The exact amount of time it will take to paint a room depends on the room’s size, how detailed the paint job must be, and how many coats you want to apply. As you might expect, larger rooms usually take more time, and smaller rooms take less time. Now we will give a breakdown of each part of the painting process and how long it takes.
- Setting Up: 1-2 hours
- Outlining: 1 hour
- Painting: 2-3 hours
- Clea Up: 30-60 minutes
Setting Up: 1 to 2 hours
The first part of painting a room is preparing the room. This includes things like moving furniture away from walls, covering the floor to protect from paint spills, removing fixtures and items hanging on the walls, and covering baseboards and frames with painters tape. Many people think they can just jump in and start painting, but that is a sure-fire way to end up with a bad and rushed paint job.
Depending on how large the room is, initial prep work can take anywhere between 1-2 hours. The most time-consuming part of the process will likely be removing items from the walls and laying down painter's tape.
Outlining: 1 hour
Once you have everything prepped, you can start painting. The first step is to outline the areas that the roller will not reach effectively. This includes areas such as corners, edges, and near sidings. This process should take about an hour and gets easier the more experience you have with painting.
Tips to Make the Outlining Process Go Smoother
- Don’t use a ladder to reach high places. Instead, use a flat platform bench. This will let you get more coverage without having to move around as much.
- Try to use a paintbrush with angled bristles. This will make it easier to get into hard-to-reach spaces like between fixtures or in corners.
- Use painter’s tape liberally. It can help keep your lines straight, and it does not take too much time to apply.
- Make sure you have a sturdy paint cap with handles. This will allow you to reapply paint without having to go up and down constantly.
Painting: 2 to 3 hours
Now it’s time for the main attraction. Laying down paint on the majority of the walls will take the most time of the process, but it is also the easiest and most straightforward part of the job. Because you are painting large, open spaces, you do not have to worry about precision too much until you get close to baseboards and edges.
If you want the process of painting the room to go even faster, getting a large roller between 14”-18” will help you. You should also consider investing in an extension rod so you can get higher sections of open walls. Having the right equipment can make the process go much more smoothly and significantly reduce the time spent painting.
You should try to lay down paint in layers. Start with a solid layer across the entire space, then go over the area again with another coat. This layered approach will ensure that the paint color is even when it dries and that some areas will not appear dull compared to other areas.
Depending on the size of the room, the actual painting process can take anywhere between 2-3 hours. The more you paint, the more experience you will have, and the less time it will take.
Clean Up: 30 to 60 minutes
The last step is the most laid back. Now that you are done painting the room, it’s time to clean up everything.

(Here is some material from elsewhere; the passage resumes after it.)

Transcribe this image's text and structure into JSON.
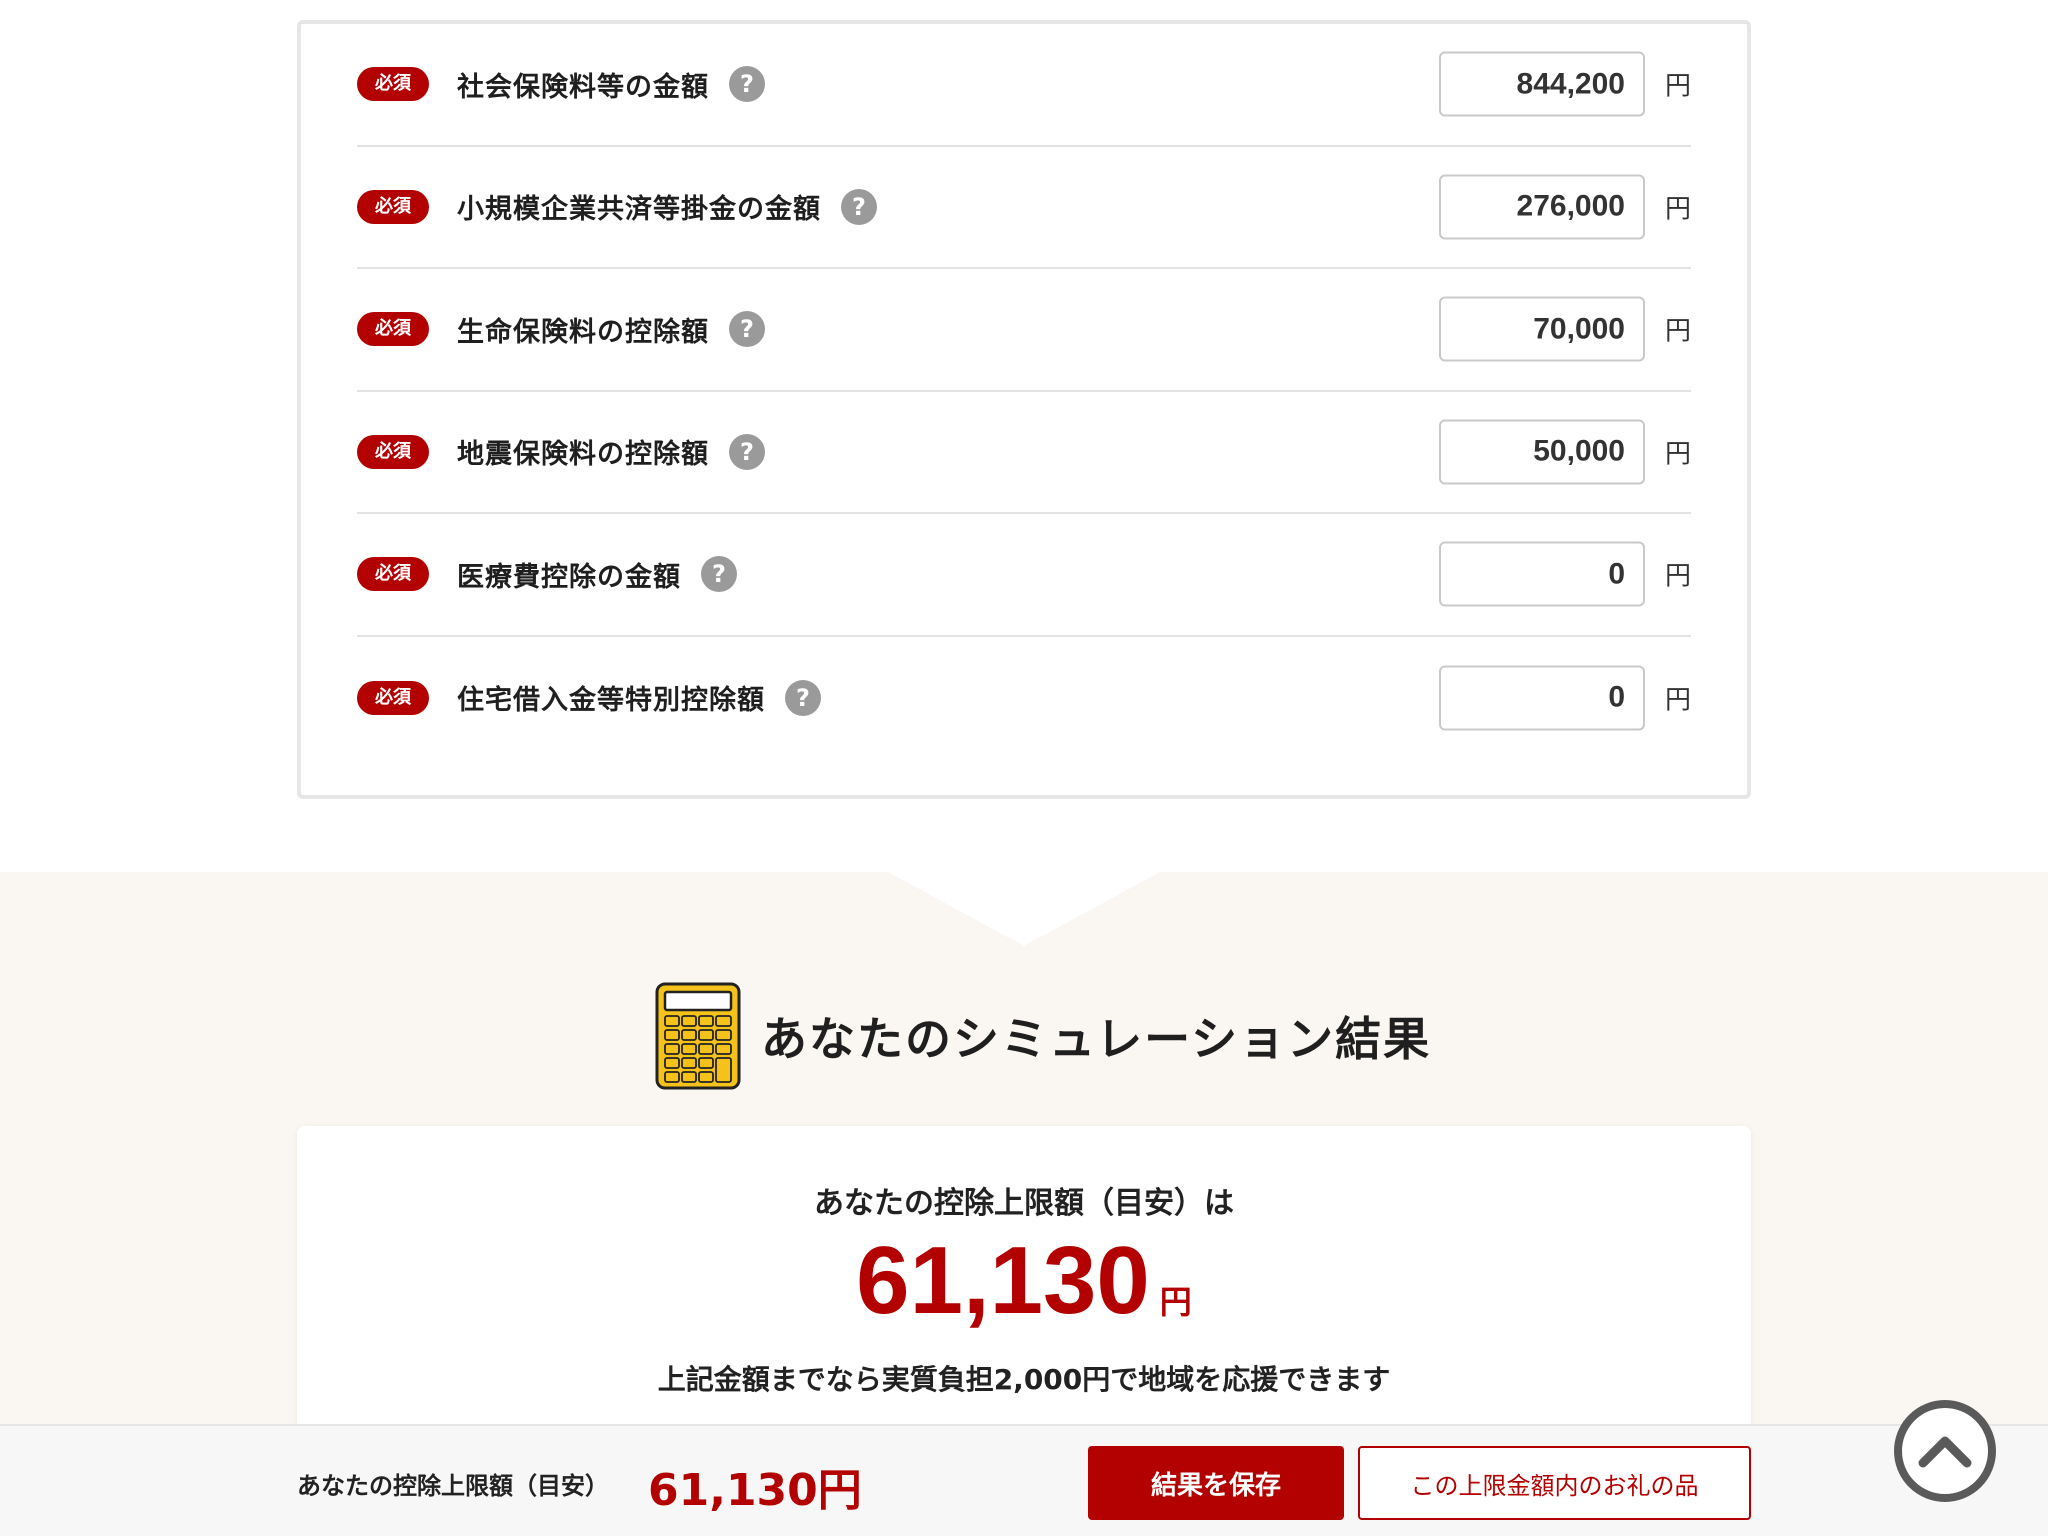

Remove any painter’s tape, clean up any tarps and ground coverings, and seal and store paint cans. You might be tempted to go ahead and put all your things back on the wall, but it’s best to wait about 48 hours for the paint to dry completely before hanging pictures and fixtures back up. Even if the paint feels dry shortly after applying, you should wait as hanging things too early can cause the paint to crack and not dry evenly. Overall, the cleanup process should take no more than an hour, possibly less.
The Whole Room, or Part of it?
If you're only painting a wall or part of a room, you will save a little couple of hours. You will also save a considerable amount of time if you're only painting the walls and trim, and not the ceiling.
Application Method Matters
The most efficient way to paint a room is to use a roller for the walls and ceiling and brushes for corners, edges, and trim. Using a roller will save you time, but you'll still need a brush for its precision in these smaller areas. Another option for fast painting is to use a paint sprayer, but you risk getting paint everywhere, so sprayers aren't great for painting rooms indoors.
How Many Coats?
The number of coats of paint you use will also greatly influence the time it takes to paint a room. If you're just freshening up white walls you can paint a single coat directly over them relatively quickly. If you're changing colors or your walls are in bad shape, you'll want to use primer as it will help make your new coat of paint pop. If you're using primer, you'll need to factor in the drying time, which is typically another 1-2 hours.
If you're painting over very dark walls you might even need a second coat of paint, which will add a significant amount of time to the process. You typically need to wait 4-6 hours between coats of paint.
Painting might seem like it would be a huge slog, but it does not have to be. Painting a room is a relatively simple job and won’t eat up your entire day. If you prepare ahead of time, you can paint a room in 4-6 hours without a professional’s help. Just make sure that you take each step one at a time, so you do not have to end up redoing anything.